Communication for the globalised age The world is becoming increasingly more and more globalised. Countries are more interdependent than ever and with the advances that we have seen in technology in the last few decades, communication is instantaneous. For us to be able to effectively communicate, especially within fields such as international trade and economics, as well as diplomacy, a common working language is key.
Yet, despite much research and commentary, vital dimensions remain poorly understood. Recent decades of globalization have created a more interconnected, interdependent and complex world than ever witnessed before. The biggest challenge for politicians and policy makers is the need to balance the enormous benefits that global openness and connectivity brings with national politics and priorities.
It also is a major concern for citizens, who are torn between the benefits of imported goods and services, and their worries about local jobs, the dangers associated with illicit flows, and other implications of more open borders.
These concerns are universal and effect all societies. The benefits of global integration have been associated with unprecedented leaps in human development indicators. Technological innovation has accelerated integration both virtually, through the development of fiber optics, the internet and mobile telephony, as well as physically with vast improvements in transport and infrastructure.
The spread of people, ideas, trade and the inspiring education revolution has and will continue to offer enormous potential for poverty alleviation and economic opportunity. Yet the downside to globalization is that of increased inequality between and within countries.
Little is understood about the risks associated with large-scale system interdependencies. Well beyond purely the financial arena, new systemic risks loom large in areas such as climate change, water and food insecurity, pandemics, resource scarcity, antibiotic resistance, bioterrorism, cybersecurity and supply chain vulnerability.
The fragility of the system as a result of these new vulnerabilities now challenges the very core of the benefits that globalization has produced and is a fundamental challenge to national governments, business leaders and global institutions.
Unless we can find an appropriate balance, there is a significant risk that the failure to manage globalization will lead to a backlash of protectionism, xenophobia and nationalism. If the benefits of globalization are to continue to outweigh the risks that rapid integration exacerbates, understanding systemic interconnections and building multi-stakeholder responses are vital.
Redesigning global risk governance mechanisms to take these interconnections into account and to enable cooperation is a major but necessary undertaking.
The bad news is that the tidal wave of globalization has brought unprecedented and new systemic risks. The good news is that this phase of globalization has brought the means to meet the downsides — by raising levels of wealth and opportunity, and vitally increasing our collective knowledge and connectivity.
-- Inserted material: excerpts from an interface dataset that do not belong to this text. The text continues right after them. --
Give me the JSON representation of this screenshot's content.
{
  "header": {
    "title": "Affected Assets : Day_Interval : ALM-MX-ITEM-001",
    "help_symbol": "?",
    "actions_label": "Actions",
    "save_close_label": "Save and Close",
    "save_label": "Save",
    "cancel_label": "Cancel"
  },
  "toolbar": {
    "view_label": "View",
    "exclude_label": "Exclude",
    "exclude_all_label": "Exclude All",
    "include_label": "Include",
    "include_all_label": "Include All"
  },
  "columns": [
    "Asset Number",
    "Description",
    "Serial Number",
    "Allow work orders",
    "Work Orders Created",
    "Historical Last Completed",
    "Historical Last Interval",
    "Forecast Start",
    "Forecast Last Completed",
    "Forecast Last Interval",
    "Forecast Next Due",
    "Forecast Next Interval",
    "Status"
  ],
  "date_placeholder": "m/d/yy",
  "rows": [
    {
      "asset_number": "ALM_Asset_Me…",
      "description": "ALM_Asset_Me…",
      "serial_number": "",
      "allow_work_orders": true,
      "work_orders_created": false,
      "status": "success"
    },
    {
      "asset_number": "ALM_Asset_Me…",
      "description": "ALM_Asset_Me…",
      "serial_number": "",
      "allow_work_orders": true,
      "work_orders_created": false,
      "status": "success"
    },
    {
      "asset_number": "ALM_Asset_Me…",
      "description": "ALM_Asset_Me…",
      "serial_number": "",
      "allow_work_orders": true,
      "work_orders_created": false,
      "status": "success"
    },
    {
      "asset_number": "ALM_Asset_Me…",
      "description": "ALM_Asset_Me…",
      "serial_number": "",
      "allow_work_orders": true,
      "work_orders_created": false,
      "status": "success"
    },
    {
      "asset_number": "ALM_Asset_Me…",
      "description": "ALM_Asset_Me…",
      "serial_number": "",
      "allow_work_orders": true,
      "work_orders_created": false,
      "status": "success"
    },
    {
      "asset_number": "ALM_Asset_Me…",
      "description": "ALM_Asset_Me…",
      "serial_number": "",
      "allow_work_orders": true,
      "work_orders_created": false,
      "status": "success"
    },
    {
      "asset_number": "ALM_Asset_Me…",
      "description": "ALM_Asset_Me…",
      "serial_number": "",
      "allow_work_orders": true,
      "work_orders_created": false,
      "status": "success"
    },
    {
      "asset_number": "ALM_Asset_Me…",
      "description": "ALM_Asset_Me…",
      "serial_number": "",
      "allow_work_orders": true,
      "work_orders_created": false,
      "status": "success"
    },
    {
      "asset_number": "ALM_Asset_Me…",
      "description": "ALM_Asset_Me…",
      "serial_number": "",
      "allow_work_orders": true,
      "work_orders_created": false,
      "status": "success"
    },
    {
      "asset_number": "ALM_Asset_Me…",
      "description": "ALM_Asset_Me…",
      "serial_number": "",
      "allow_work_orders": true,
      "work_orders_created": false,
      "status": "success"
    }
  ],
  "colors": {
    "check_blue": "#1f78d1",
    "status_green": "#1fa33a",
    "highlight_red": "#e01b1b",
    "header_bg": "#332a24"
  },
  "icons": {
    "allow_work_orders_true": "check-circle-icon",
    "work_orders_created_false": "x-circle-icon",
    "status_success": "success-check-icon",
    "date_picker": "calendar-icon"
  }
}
The opportunities for cooperative solutions have never been greater, particularly if we are to address the major challenges of the 21st century. Yet to harness these opportunities, we need an intellectual revolution.
But if we ignore the bigger crisis emerging at the core of globalization, and jump from one crisis management to the next, we do so at our peril. Hosted by the Bertelsmann Stiftung in Germany, the Salzburg Trilogue facilitates international cultural dialogue by bringing together recognized public figures to consider matters of global importance.
More on this topic.the act or process of globalizing: the state of being globalized especially: the development of an increasingly integrated global economy marked especially by free trade, free flow of capital, and the tapping of cheaper foreign labor markets. The debate over the positive and negative effects of globalization is a hot topic for many individuals, agencies, organizations and government departments who find themselves in a position to defend or attack the current globalization trends.
With member countries, staff from more countries, and offices in over locations, the World Bank Group is a unique global partnership: five institutions working for sustainable solutions that reduce poverty and . English has in the 20th century become the global language.
It is the language of trade, diplomacy and the internet. However the increase in international languages, in particular English but also Spanish and Mandarin marginalise smaller . Globalization: Good or Bad Plamen Peev [email protected] Augustine Worth ENG – Advanced Writing Argumentative Essay November 30, “I, Pencil, simple though I appear to be, merit your wonder and awe, a claim I shall attempt to prove.
English Globalization: Good and Bad. Nowadays, the term “globalization” is used everywhere - English Globalization: Good and Bad introduction. Globalization basically is a process of changing in economics, technology, communication and even education.